But this is where things can get messy. What if the other driver gets enraged by your behavior? What if they pull over to have a “chat” with you” What if you pull over because you’d like to have that chat? Now you’re in road rage territory and road rage incidents can turn very deadly very quickly. Other than the fact that you know the other individual is a lousy driver, what else do you know? Are they carrying a legal firearm? Are they carrying an illegal firearm? Do they go to the gym nine times a week and could snap you in half like a twig?
If you pull off with another driver who enraged you or who you enraged, you’ll engage in anything but a chat. The best case scenario is a shouting match where one or both of you realizes someone has probably called the police already. You get back in your vehicles and go on your “merry” ways. The worst case scenario involves physical violence with the possibility of weapons entering into the picture. If someone is injured or worse, the original infraction will probably seem very minor compared to possible court time and jail time – that if you weren’t on the wrong side of the weapon.
Don’t ever be fooled by aggressive driving laws. In many states, you are considered driving aggressively if you break a number of laws within a certain amount of time. If you are extremely angry, this is not at all difficult to do. All of the infractions you would commit put you and drivers around you in danger. Think about the consequences of exceeding the speed limit or following another vehicle too closely. What about changing lanes without signaling, crossing solid lines, or running stop signs? Any of these on their own can lead to a crash. Now consider a combination of those along with a driver who is seeing red – and not much else. What kind of satisfaction could you ever get out of this? We have law enforcement for a reason. If someone poses such a danger that you would risk everything by using your car as a weapon, call the police.
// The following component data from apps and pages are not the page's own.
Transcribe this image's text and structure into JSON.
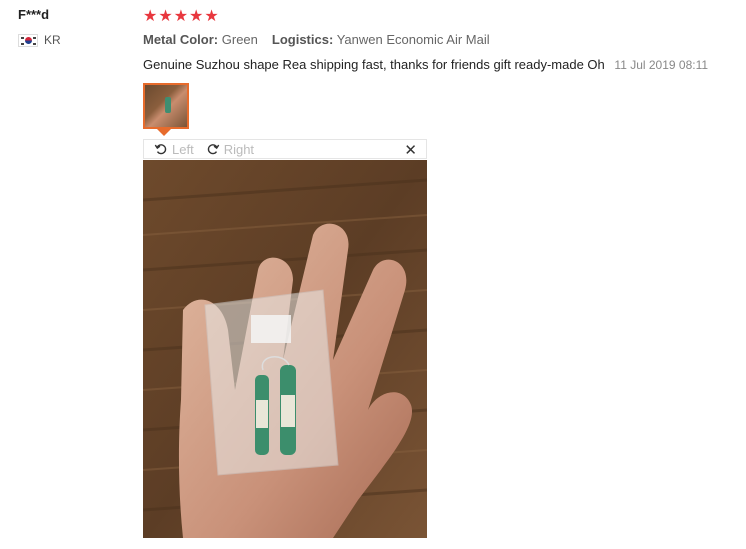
{
  "user": {
    "name": "F***d",
    "country": "KR"
  },
  "rating": {
    "stars": 5
  },
  "attributes": [
    {
      "label": "Metal Color:",
      "value": "Green"
    },
    {
      "label": "Logistics:",
      "value": "Yanwen Economic Air Mail"
    }
  ],
  "review": {
    "text": "Genuine Suzhou shape Rea shipping fast, thanks for friends gift ready-made Oh",
    "date": "11 Jul 2019 08:11"
  },
  "viewer": {
    "rotate_left_label": "Left",
    "rotate_right_label": "Right"
  },
  "colors": {
    "star": "#e8373e",
    "thumb_border": "#e76b2c"
  }
}
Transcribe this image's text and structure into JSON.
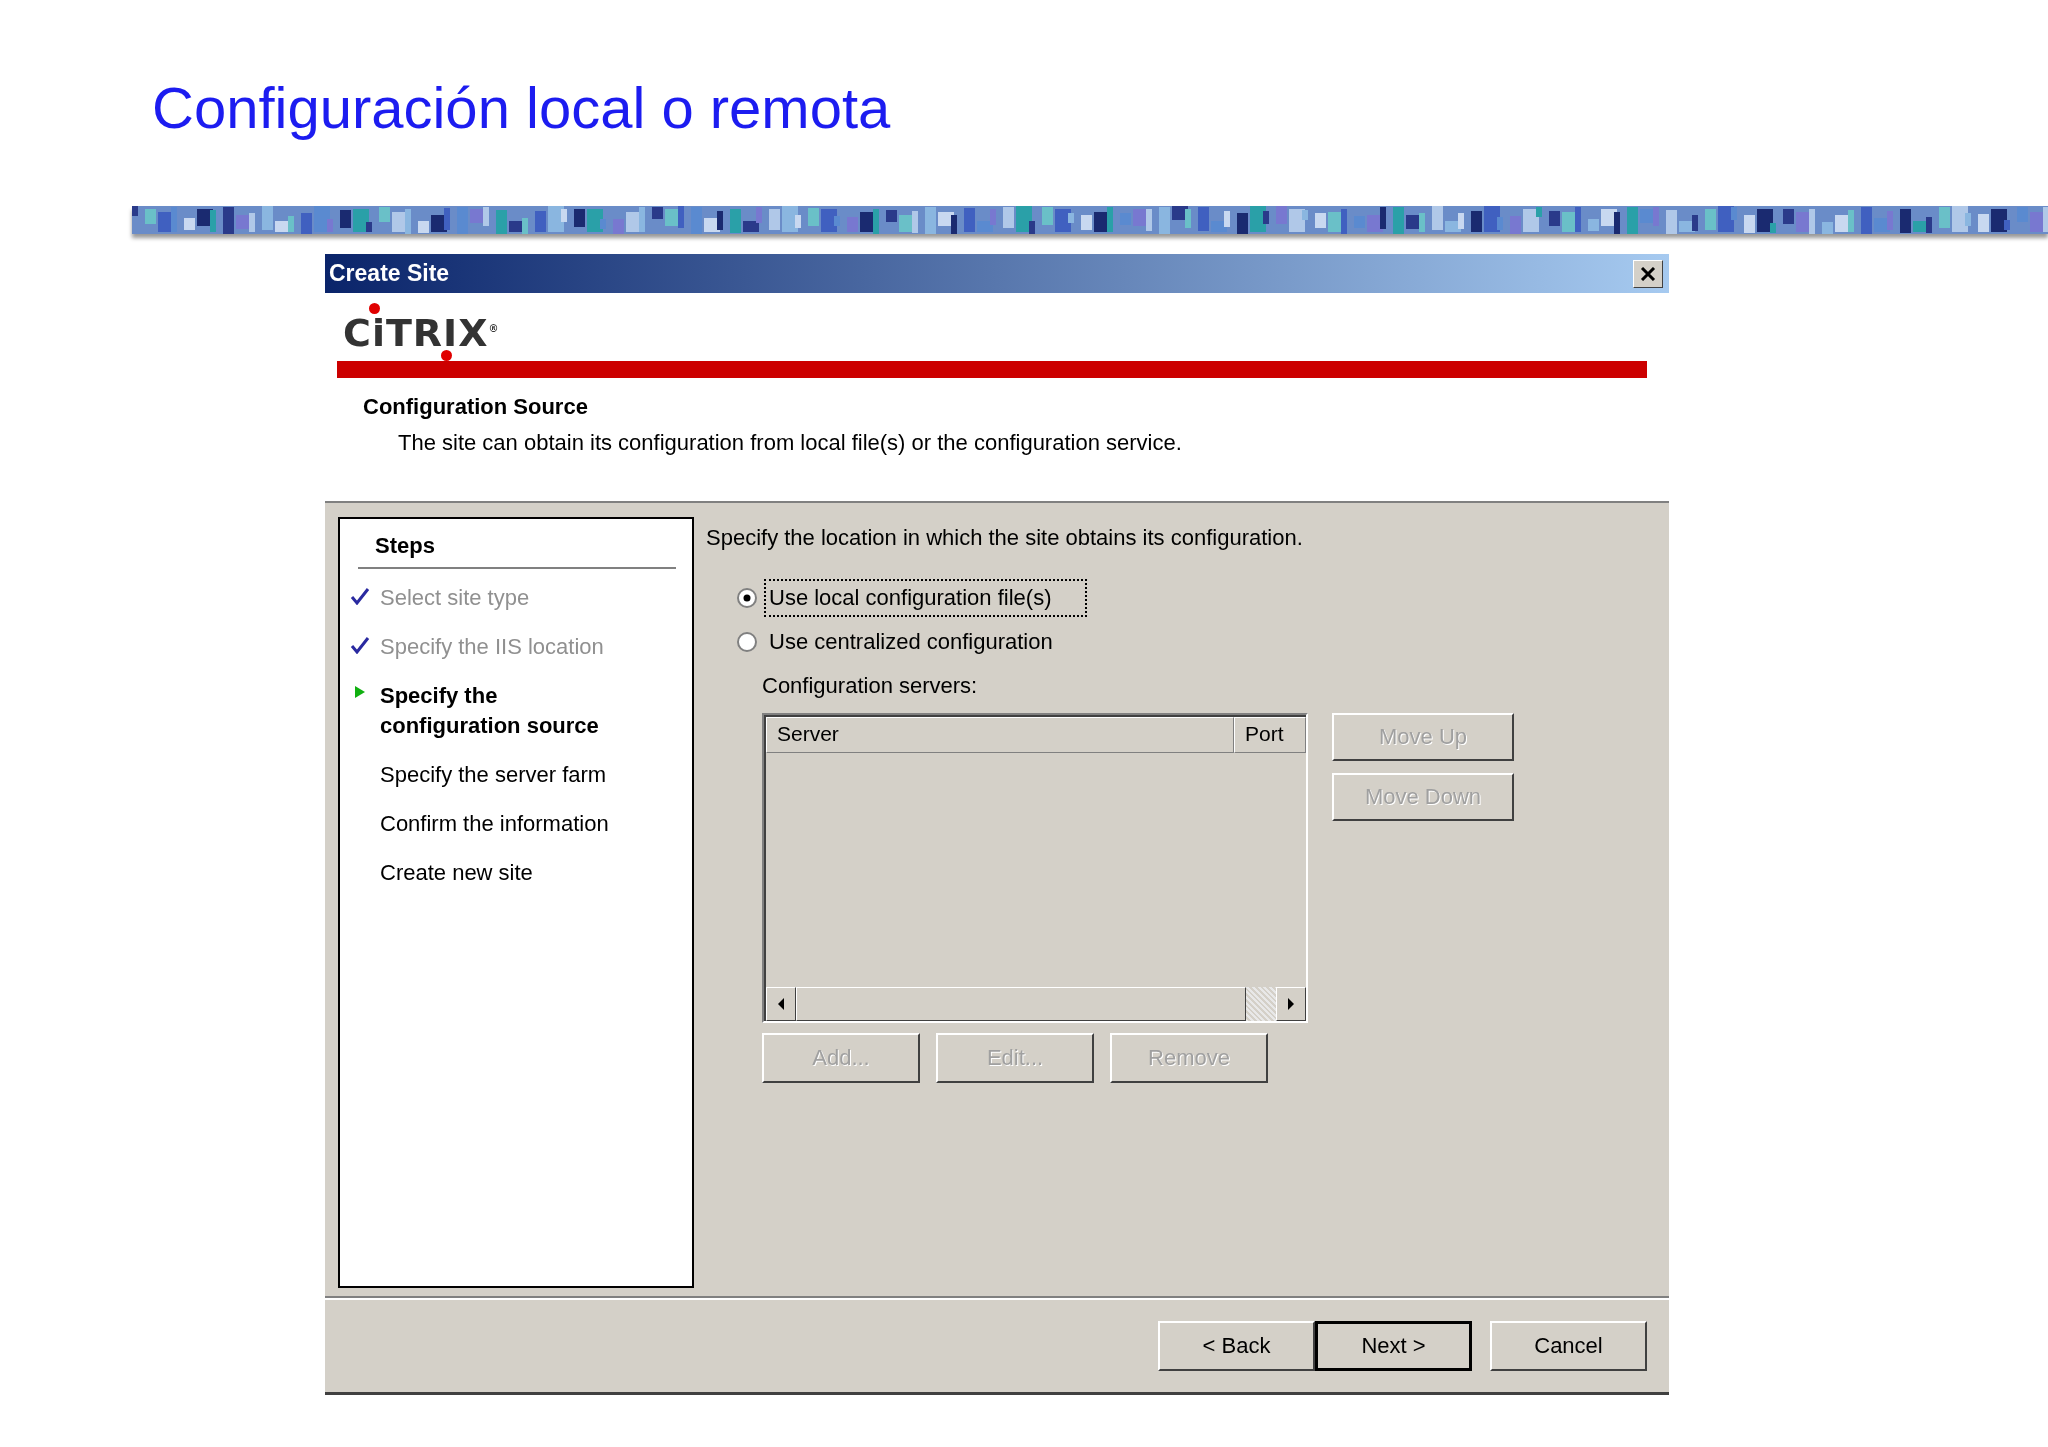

You may very well be saving the driver the irresponsible driver cuts off ten minutes from now and a few miles away.